Last year, 2004, saw the highest net migration on record, with an inflow of 223,000—72,000 more than the previous year, largely as a result of the EU’s expansion.
The number of Britons alone leaving increased to 208,000—the highest annual outflow on record. This year, 2005, net migration is forecast to be even higher at 255,000, before reducing to an annual rate of about 145,000 from 2008.
When Labour took office in 1997 net migration was about 50,000 a year.
For the first time in its history, Britain’s population is growing primarily because of immigration.

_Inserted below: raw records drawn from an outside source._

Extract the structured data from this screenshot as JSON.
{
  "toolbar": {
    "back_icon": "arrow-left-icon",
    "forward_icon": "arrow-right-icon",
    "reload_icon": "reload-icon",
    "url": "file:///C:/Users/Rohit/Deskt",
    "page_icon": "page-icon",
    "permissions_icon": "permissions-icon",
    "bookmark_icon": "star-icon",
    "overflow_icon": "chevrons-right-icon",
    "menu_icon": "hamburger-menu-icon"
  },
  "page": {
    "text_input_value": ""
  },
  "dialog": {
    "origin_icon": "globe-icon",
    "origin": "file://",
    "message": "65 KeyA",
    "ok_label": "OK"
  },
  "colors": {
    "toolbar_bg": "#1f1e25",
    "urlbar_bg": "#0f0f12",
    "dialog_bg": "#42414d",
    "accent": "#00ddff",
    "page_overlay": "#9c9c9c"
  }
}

Government figures indicate that the population is projected to rise by more than seven million in the next 25 years and more than half of this will be the direct result of immigration, with another 30 per cent formed by the children of recent immigrants.
This great movement of people, a trend seen across Europe, is a dilemma for politicians. The indigenous populations of their own countries have largely stagnated and in many cases would, without immigration, decline.
But the sheer volume of arrivals places a strain on public services and cultural tensions are never far below the surface, as witnessed recently in France.
Both these tendencies are on show in Britain.
Politicians have sought to make a virtue of practically porous borders by welcoming the influx of new workers on economic grounds.
Then again, they have been required to respond to public concern about immigration, as evinced by poll findings before the general election which suggested that it was the most important issue facing the country.
At the election, the Conservatives promised to impose a ceiling on immigration, the only issue on which they held a consistent lead throughout the campaign.
But, after their defeat, they were concerned that they had become associated with harsh rhetoric on the subject and, under David Cameron, are anxious to tone it down.
The Government, meanwhile, has responded by proposing a points-based entry system, similar to that in Australia, under which certain workers will be allowed in but only the highly-skilled will have the right to settle.
It is due to be introduced in 2007. But critics say that, without an annual limit, such a system will become an open door to ever-rising numbers because of the ease of travel in a “globalised” world. The question that arises is: can this be sustained without changing the country irrevocably?
Immigration over the past 10 years has been unprecedented. More than 4.3 million people born abroad were living in Britain at the time of the 2001 census—an increase of around one million compared with 1991 and two million higher than 30 years ago.
Across the country, the proportion of overseas-born residents is 7.5 per cent; but in London, one in four was born abroad and in some parts of the capital, one in two.
Such record levels, plus greater longevity, have caused the Government actuaries to recalculate population growth.
They now think it will pass the 65 million mark in 2023, reach 67 million by 2031 and keep growing until 2074, placing huge pressure on public services and pensions.
Much of the increase will be in England, and especially in the South-East.
By contrast, Scotland’s population will increase only slightly until the year 2019 and then start to fall. The Government says high rates of immigration are needed to sustain the economy.
With unemployment at a low rate, most settlers are easily absorbed into the workforce, though many are in the black economy.
But the policy now being adopted will have perverse effects here and abroad. A points-based immigration system will make it almost impossible for the lower-skilled to stay indefinitely.
Yet it is often the low-skilled that an advanced country needs most—to do the jobs the indigenous population shuns.
On the other hand, the scheme will encourage the immigration of highly-skilled and well-educated workers, mainly from the Third World, denuding poorer countries of doctors, nurses, teachers and entrepreneurs while professionals here find it increasingly difficult to get jobs.
For the modern, western economy, attracting such people may seem a clever thing to do.
But there are ethical considerations and, increasingly, negative consequences such as housing shortages, transport congestion, pressures on the NHS and on schools.
In a world on the move, however, it is a phenomenon to which we will have to adapt. If we do not, the political and social consequences 20 years from now could be bleak.